→ What is required
Every entry, exactly as given, must be retyped.

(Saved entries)
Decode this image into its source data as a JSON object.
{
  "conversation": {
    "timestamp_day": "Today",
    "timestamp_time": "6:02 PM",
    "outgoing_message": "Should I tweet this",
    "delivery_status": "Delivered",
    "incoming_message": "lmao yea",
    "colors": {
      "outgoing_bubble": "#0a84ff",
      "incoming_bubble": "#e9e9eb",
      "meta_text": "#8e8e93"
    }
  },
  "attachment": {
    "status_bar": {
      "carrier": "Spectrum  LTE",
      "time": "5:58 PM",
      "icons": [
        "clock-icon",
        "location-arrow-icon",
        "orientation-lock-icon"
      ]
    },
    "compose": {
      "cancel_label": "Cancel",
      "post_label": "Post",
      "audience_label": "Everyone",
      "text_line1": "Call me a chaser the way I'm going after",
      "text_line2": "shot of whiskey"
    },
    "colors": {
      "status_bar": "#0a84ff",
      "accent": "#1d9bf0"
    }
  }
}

→ Solution to this exercise
Decode this image into its source data as a JSON object.
{
  "conversation": {
    "timestamp_day": "Today",
    "timestamp_time": "6:02 PM",
    "outgoing_message": "Should I tweet this",
    "delivery_status": "Delivered",
    "incoming_message": "lmao yea",
    "colors": {
      "outgoing_bubble": "#0a84ff",
      "incoming_bubble": "#e9e9eb",
      "meta_text": "#8e8e93"
    }
  },
  "attachment": {
    "status_bar": {
      "carrier": "Spectrum  LTE",
      "time": "5:58 PM",
      "icons": [
        "clock-icon",
        "location-arrow-icon",
        "orientation-lock-icon"
      ]
    },
    "compose": {
      "cancel_label": "Cancel",
      "post_label": "Post",
      "audience_label": "Everyone",
      "text_line1": "Call me a chaser the way I'm going after",
      "text_line2": "shot of whiskey"
    },
    "colors": {
      "status_bar": "#0a84ff",
      "accent": "#1d9bf0"
    }
  }
}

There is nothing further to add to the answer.